It's been a long road but we've finally landed at the top spot on our countdown. The last couple of spots have gone to the football team but the king of the castle belongs to the basketball team. The 2010-11 campaign was the best season for the Bearcats under Mick Cronin since he took over almost five years earlier. I've already spoke about Mick's critics and how he did a great job shutting them up this past season. Getting to the NCAA tournament all but sent them running for the fences. Overall the season had gone great, from the squashing of local rivals Xavier and Dayton early in the season to the beating of Louisville and Georgetown (twice) near the end of the year. Cincinnati had earned their rightful spot among the top teams in the country to play in the Big Dance despite the talking heads clamoring about their out of conference schedule (which was bullshit). Cincinnati plays in the most difficult, deepest conferences in the country. Hell, half the conference was ranked last season and with schedules stacked with the likes of Louisville, UConn, Syracuse, and Villanova, Big East coaches can never take a night off. Yet at this point in the season Cincinnati had taken their punches and given a few of their own to an 11 - 7 conference record. Not too shabby for a team picked to finish in the bottom half of the conference by most media 'experts'.
The Bearcats earned a first round bye in the Big East tournament and although they were ran off the court against Notre Dame after beating South Florida, they still earned a 6-seed in the tournament to face the Missouri Tigers. Let's get to the game:
I haven't been able to find the actual play by itself but you can see it at the 4:05 mark of the All-Sports Video Montage.
Like most of UC's games last season, the game was won on defense which is emphasized by Mick Cronin and his staff over all else. Cincinnati likes to use their defense to set up the offense by slowing the game down on their end of the court to set up scoring opportunities when they finally get the ball in their hands. Therefore it's no surprise that the Bearcats and Tigers exchanged leads most of the first half. But Cincinnati looked a little flat footed. Perhaps it was the jitters of a team that individually had never been in an NCAA tournament game or perhaps it was the speed of Mizzou's offense. Either way the Bearcats, while playing solid defense weren't exerting their force on their opponent that they should have as the 6 seeded team in their quadrant.
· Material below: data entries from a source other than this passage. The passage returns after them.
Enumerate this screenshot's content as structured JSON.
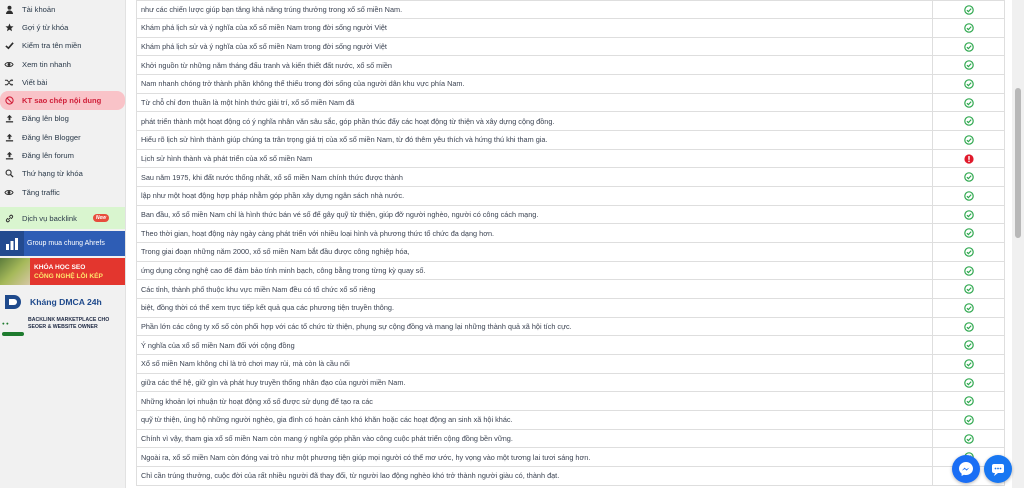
{
  "sidebar": {
    "items": [
      {
        "label": "Tài khoản",
        "icon": "user-icon"
      },
      {
        "label": "Gợi ý từ khóa",
        "icon": "star-icon"
      },
      {
        "label": "Kiểm tra tên miền",
        "icon": "check-icon"
      },
      {
        "label": "Xem tin nhanh",
        "icon": "eye-icon"
      },
      {
        "label": "Viết bài",
        "icon": "shuffle-icon"
      },
      {
        "label": "KT sao chép nội dung",
        "icon": "ban-icon"
      },
      {
        "label": "Đăng lên blog",
        "icon": "upload-icon"
      },
      {
        "label": "Đăng lên Blogger",
        "icon": "upload-icon"
      },
      {
        "label": "Đăng lên forum",
        "icon": "upload-icon"
      },
      {
        "label": "Thứ hạng từ khóa",
        "icon": "search-icon"
      },
      {
        "label": "Tăng traffic",
        "icon": "eye-icon"
      }
    ],
    "backlink": {
      "label": "Dịch vụ backlink",
      "badge": "New"
    },
    "banners": {
      "ahrefs": "Group mua chung Ahrefs",
      "seo_line1": "KHÓA HỌC SEO",
      "seo_line2": "CÔNG NGHỆ LỖI KÉP",
      "dmca": "Kháng DMCA 24h",
      "market_line1": "BACKLINK MARKETPLACE CHO",
      "market_line2": "SEOER & WEBSITE OWNER"
    }
  },
  "rows": [
    {
      "text": "như các chiến lược giúp bạn tăng khả năng trúng thưởng trong xổ số miền Nam.",
      "status": "ok"
    },
    {
      "text": "Khám phá lịch sử và ý nghĩa của xổ số miền Nam trong đời sống người Việt",
      "status": "ok"
    },
    {
      "text": "Khám phá lịch sử và ý nghĩa của xổ số miền Nam trong đời sống người Việt",
      "status": "ok"
    },
    {
      "text": "Khởi nguồn từ những năm tháng đấu tranh và kiến thiết đất nước, xổ số miền",
      "status": "ok"
    },
    {
      "text": "Nam nhanh chóng trở thành phần không thể thiếu trong đời sống của người dân khu vực phía Nam.",
      "status": "ok"
    },
    {
      "text": "Từ chỗ chỉ đơn thuần là một hình thức giải trí, xổ số miền Nam đã",
      "status": "ok"
    },
    {
      "text": "phát triển thành một hoạt động có ý nghĩa nhân văn sâu sắc, góp phần thúc đẩy các hoạt động từ thiện và xây dựng cộng đồng.",
      "status": "ok"
    },
    {
      "text": "Hiểu rõ lịch sử hình thành giúp chúng ta trân trọng giá trị của xổ số miền Nam, từ đó thêm yêu thích và hứng thú khi tham gia.",
      "status": "ok"
    },
    {
      "text": "Lịch sử hình thành và phát triển của xổ số miền Nam",
      "status": "error"
    },
    {
      "text": "Sau năm 1975, khi đất nước thống nhất, xổ số miền Nam chính thức được thành",
      "status": "ok"
    },
    {
      "text": "lập như một hoạt động hợp pháp nhằm góp phần xây dựng ngân sách nhà nước.",
      "status": "ok"
    },
    {
      "text": "Ban đầu, xổ số miền Nam chỉ là hình thức bán vé số để gây quỹ từ thiện, giúp đỡ người nghèo, người có công cách mạng.",
      "status": "ok"
    },
    {
      "text": "Theo thời gian, hoạt động này ngày càng phát triển với nhiều loại hình và phương thức tổ chức đa dạng hơn.",
      "status": "ok"
    },
    {
      "text": "Trong giai đoạn những năm 2000, xổ số miền Nam bắt đầu được công nghiệp hóa,",
      "status": "ok"
    },
    {
      "text": "ứng dụng công nghệ cao để đảm bảo tính minh bạch, công bằng trong từng kỳ quay số.",
      "status": "ok"
    },
    {
      "text": "Các tỉnh, thành phố thuộc khu vực miền Nam đều có tổ chức xổ số riêng",
      "status": "ok"
    },
    {
      "text": "biệt, đồng thời có thể xem trực tiếp kết quả qua các phương tiện truyền thông.",
      "status": "ok"
    },
    {
      "text": "Phần lớn các công ty xổ số còn phối hợp với các tổ chức từ thiện, phụng sự cộng đồng và mang lại những thành quả xã hội tích cực.",
      "status": "ok"
    },
    {
      "text": "Ý nghĩa của xổ số miền Nam đối với cộng đồng",
      "status": "ok"
    },
    {
      "text": "Xổ số miền Nam không chỉ là trò chơi may rủi, mà còn là cầu nối",
      "status": "ok"
    },
    {
      "text": "giữa các thế hệ, giữ gìn và phát huy truyền thống nhân đạo của người miền Nam.",
      "status": "ok"
    },
    {
      "text": "Những khoản lợi nhuận từ hoạt động xổ số được sử dụng để tạo ra các",
      "status": "ok"
    },
    {
      "text": "quỹ từ thiện, ủng hộ những người nghèo, gia đình có hoàn cảnh khó khăn hoặc các hoạt động an sinh xã hội khác.",
      "status": "ok"
    },
    {
      "text": "Chính vì vậy, tham gia xổ số miền Nam còn mang ý nghĩa góp phần vào công cuộc phát triển cộng đồng bền vững.",
      "status": "ok"
    },
    {
      "text": "Ngoài ra, xổ số miền Nam còn đóng vai trò như một phương tiện giúp mọi người có thể mơ ước, hy vọng vào một tương lai tươi sáng hơn.",
      "status": "ok"
    },
    {
      "text": "Chỉ cần trúng thưởng, cuộc đời của rất nhiều người đã thay đổi, từ người lao động nghèo khó trở thành người giàu có, thành đạt.",
      "status": "ok"
    }
  ],
  "colors": {
    "ok": "#2fa84f",
    "error": "#e0192b",
    "active_bg": "#f9c3c8",
    "active_text": "#d0203a"
  }
}
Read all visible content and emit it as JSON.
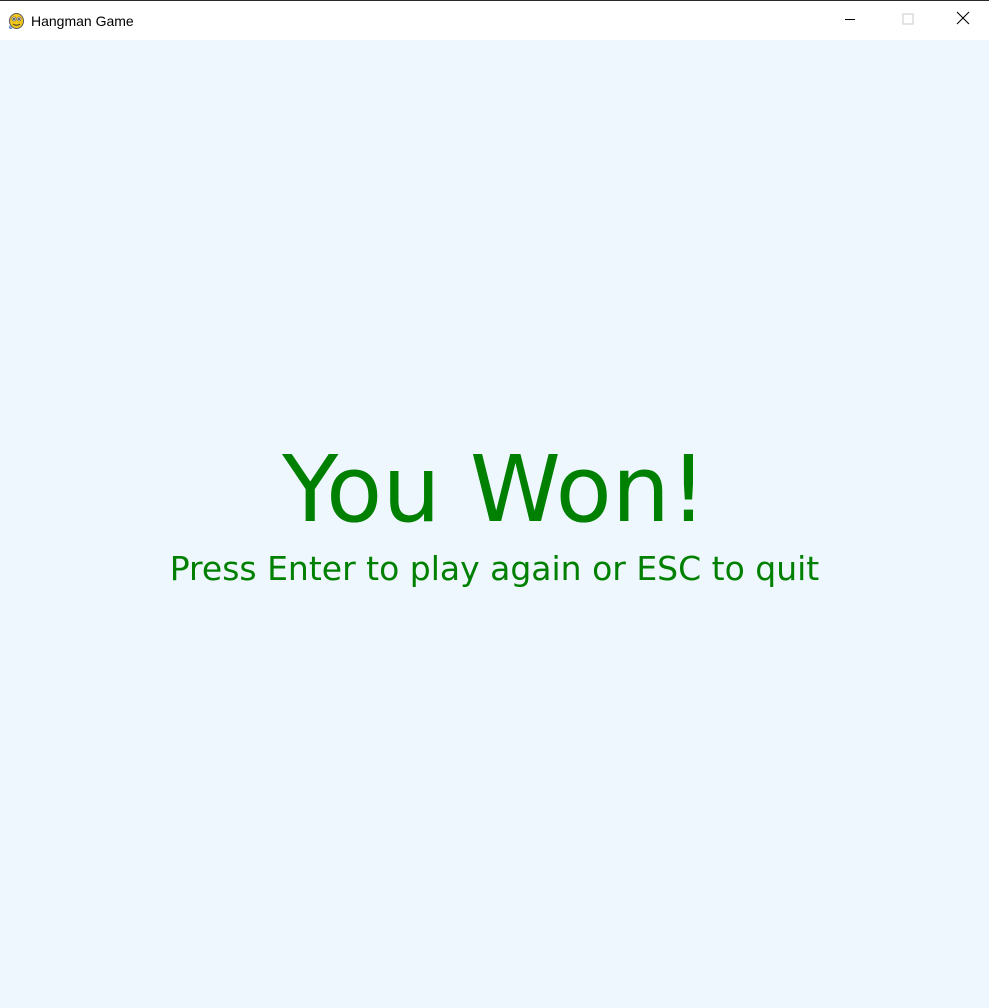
{
  "window": {
    "title": "Hangman Game",
    "app_icon": "pygame-snake-icon",
    "controls": {
      "minimize_icon": "minimize-icon",
      "maximize_icon": "maximize-icon",
      "close_icon": "close-icon"
    }
  },
  "game": {
    "result_text": "You Won!",
    "instruction_text": "Press Enter to play again or ESC to quit"
  },
  "colors": {
    "background": "#eef7fe",
    "text": "#008000",
    "titlebar": "#ffffff"
  }
}
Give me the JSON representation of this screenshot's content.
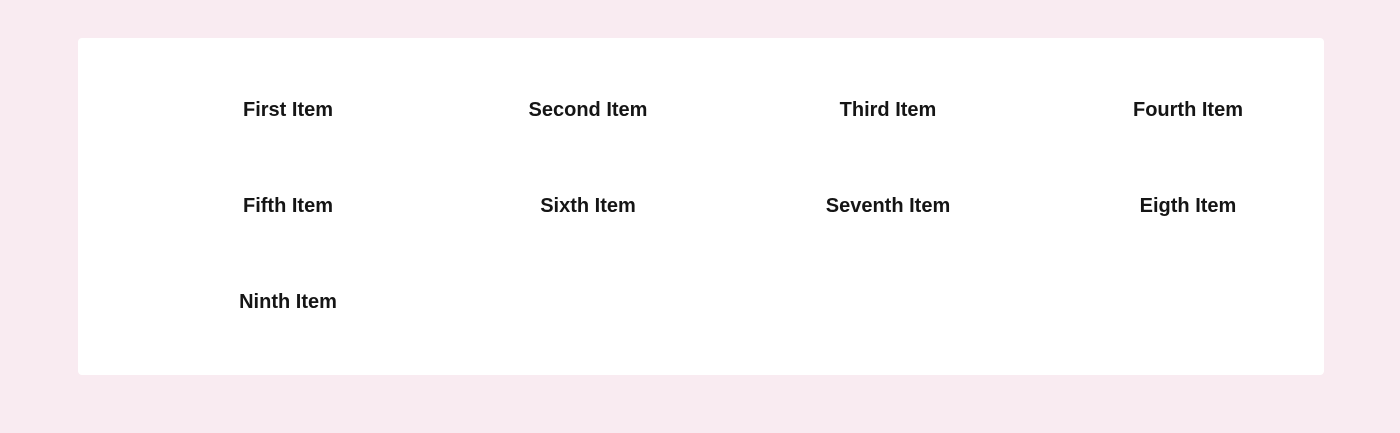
{
  "grid": {
    "items": [
      {
        "label": "First Item"
      },
      {
        "label": "Second Item"
      },
      {
        "label": "Third Item"
      },
      {
        "label": "Fourth Item"
      },
      {
        "label": "Fifth Item"
      },
      {
        "label": "Sixth Item"
      },
      {
        "label": "Seventh Item"
      },
      {
        "label": "Eigth Item"
      },
      {
        "label": "Ninth Item"
      }
    ]
  },
  "colors": {
    "page_background": "#f9ebf1",
    "card_background": "#ffffff",
    "text": "#151515"
  }
}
But that all changed when senior Larry Davis ignited the team with the spark they needed. Down 19 - 18 about halfway through the first half Dion Dixon quickly snagged the ball from Missouri and pushed it up to Davis for the the dunk. He yelled and pounded his chest as he came down. The Bearcats bench erupted and towels went flying. I went crazy with them and while my girlfriend, dog, and neighbors probably didn't appreciate it, I didn't care! It was the best play out of basketball team I had seen that winter. It put Cincinnati up by 1 and was a lead the team, like in the last Georgetown game, would never relinquish.
The play itself was great but the symbolism of that dunk is what gives it the top spot in this countdown. It wasn't Cashmere Wright who did it or even Sean Kilpatrick. No, it was done by Larry Davis, one of the six seniors on the team who had accepted the tall task of meticulously rebuilding the Cincinnati basketball program back to national prominence. Similar to what the 2010 Rutgers game was for UC football, this dunk was a culmination of years of frustration and heartache for the Bearcats basketball team. All of those emotions were released in that one single dunk by Mr. Davis. Overall, the success in the 2010-11 season wasn't for the university, the boosters, or regular fans like you and me. It was for those six seniors who lived through losing seasons, increasingly frustrated and disinterested fans, empty 5/3rd seats, and serious questions about their head coach. And if there was any moment to typify the rags-to-riches story of that class, it would be this one.